Dr. Wafula said with a population expected to triple over the next 25 years and an agricultural sector that has maintained a downward trend, Africa would have to seek refuge from biotechnology to fast- forward the production of large amounts of food in order to meet the needs of its peoples. He said as a result of maintaining a low profile in food production, Africa has the lowest per capita food availability in the world.

African farmers, he said, were besieged by high costs of farm inputs and high crop and animal losses due to diseases and pests, providing the rationale for the use of biological technologies, including genetic manipulation, to address these problems.

"The use of high-yielding, disease-resistant and pest-resistant crops would have a direct bearing on improved food security, poverty alleviation and environmental conservation in Africa," Dr. Wafula said.

He said the Government must identify the key national biotechnology priorities in order to ensure that the only research and development activities in biotechnology were undertaken with the limited available national resources. He recommended that the Government also put in place policies and legislation to govern safe and judious application and transfer of biotechnologies, thereby minimising their perceived risks.

Dr. Wafula however cautioned that any biosafety regulations adopted should be accommodative and promotional, rather than restrictive, of biotechnology development, transfer and acquisition.

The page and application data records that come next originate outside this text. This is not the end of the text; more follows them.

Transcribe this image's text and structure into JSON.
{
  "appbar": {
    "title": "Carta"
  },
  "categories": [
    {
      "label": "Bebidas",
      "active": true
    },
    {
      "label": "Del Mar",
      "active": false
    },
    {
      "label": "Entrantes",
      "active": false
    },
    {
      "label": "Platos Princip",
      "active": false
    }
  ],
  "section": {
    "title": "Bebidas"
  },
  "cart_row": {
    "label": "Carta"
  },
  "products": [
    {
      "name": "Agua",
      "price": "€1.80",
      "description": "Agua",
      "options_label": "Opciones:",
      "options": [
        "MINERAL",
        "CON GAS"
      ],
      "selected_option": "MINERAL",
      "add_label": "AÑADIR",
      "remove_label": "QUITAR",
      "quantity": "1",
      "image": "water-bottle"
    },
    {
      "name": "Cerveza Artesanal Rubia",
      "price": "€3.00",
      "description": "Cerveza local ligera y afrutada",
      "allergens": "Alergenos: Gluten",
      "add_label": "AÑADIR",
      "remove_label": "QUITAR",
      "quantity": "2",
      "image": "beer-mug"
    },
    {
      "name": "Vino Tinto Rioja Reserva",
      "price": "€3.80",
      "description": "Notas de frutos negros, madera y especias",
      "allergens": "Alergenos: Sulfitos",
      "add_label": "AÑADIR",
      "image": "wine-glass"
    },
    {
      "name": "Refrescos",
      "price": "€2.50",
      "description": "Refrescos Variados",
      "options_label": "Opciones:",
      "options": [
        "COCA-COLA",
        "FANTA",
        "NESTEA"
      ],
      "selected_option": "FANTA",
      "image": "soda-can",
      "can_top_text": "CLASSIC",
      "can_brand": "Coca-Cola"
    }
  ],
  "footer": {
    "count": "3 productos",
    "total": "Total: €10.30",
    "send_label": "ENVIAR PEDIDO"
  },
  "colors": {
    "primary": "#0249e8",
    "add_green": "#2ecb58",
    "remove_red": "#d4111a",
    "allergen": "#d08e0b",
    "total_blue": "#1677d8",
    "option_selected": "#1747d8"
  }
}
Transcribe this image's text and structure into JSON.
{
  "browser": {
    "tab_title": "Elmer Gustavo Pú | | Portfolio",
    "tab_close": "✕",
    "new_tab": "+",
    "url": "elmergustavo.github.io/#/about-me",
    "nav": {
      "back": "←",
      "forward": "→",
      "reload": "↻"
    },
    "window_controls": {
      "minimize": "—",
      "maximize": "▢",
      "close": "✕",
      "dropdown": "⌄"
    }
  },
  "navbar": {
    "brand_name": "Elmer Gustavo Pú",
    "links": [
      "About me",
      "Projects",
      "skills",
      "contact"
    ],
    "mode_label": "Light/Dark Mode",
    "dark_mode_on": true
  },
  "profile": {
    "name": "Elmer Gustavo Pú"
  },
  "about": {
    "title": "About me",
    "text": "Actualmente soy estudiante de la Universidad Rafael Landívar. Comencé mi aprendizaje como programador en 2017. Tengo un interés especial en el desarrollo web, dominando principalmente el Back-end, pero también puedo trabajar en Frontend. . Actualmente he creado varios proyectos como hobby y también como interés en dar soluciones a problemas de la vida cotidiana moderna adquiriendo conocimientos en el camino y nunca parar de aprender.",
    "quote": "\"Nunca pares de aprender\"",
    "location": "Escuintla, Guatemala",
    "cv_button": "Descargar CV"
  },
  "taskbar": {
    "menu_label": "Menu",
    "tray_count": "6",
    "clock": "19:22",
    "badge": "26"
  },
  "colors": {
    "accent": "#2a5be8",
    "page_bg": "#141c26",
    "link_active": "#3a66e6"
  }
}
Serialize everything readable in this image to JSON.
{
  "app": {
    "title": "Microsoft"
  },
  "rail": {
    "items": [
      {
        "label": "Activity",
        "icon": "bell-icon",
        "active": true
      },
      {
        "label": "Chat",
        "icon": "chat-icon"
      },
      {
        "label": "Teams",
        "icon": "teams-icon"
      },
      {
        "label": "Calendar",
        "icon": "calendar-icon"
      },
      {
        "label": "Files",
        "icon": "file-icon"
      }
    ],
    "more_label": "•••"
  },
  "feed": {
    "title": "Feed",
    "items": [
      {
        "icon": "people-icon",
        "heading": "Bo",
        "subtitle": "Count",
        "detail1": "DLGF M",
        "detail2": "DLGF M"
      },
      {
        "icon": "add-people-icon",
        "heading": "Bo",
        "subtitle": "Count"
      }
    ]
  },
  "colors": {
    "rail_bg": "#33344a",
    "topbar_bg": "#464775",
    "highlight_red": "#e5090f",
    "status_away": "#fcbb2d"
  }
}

The meeting resolved that awareness and education of the public and policy makers would enhance the continent's position and use of biotechnology.

Most African countries lack the necessary expertise and information to engage in the formulation and implementation of long- term biotechnology policies and laws. At the moment they are merely reacting to political and ethical issues being raised by anti- biotechnology lobbies around the world.

The course will contribute tot he creation of a critical mass of African expertise in biotechnology policy analysis. It may also enlarge the region's ability to participate effectively in the international negotiations on the Protocol on Biosafety.

DR Mugabe encouraged African delegation to the Biosafety Protocol negotiations to argue for provisions that will strengthen their capabilities in biotechnology. He said: "Africa has comparative advantages in biotechnology. These include its enormous genetic diversity and prior scientific knowledge in agriculture. Biotechnology offers new opportunities to transform rural agriculture without undermining local ecologies and socio-economic landscapes".

Governments must now move aggressively to lay down technology policies that enlarge their comparatively advantages and competitiveness in the technology, he said.

ACTS has mobilised international expertise in biotechnology policy and intellectual property protection to five lectures and lead discussions during the course. The international experts include DR Carlienne Brenner, former senior policy analyst in the OECD's agriculture biotechnology programme and Pro Norman Clark Director of the Graduate School of Environmental studies at the University of Strathclyde, Scotland. Others include DR Florence Wambugu, a leading African scientist in genetic engineering, DR Phillippe Cullet an intellectual property protection lawyer in Geneva, Switzerland, and Mr. Denis Rangi, Regional Director of the Commonwealth Agricultural Bureau International (CABI) - Africa.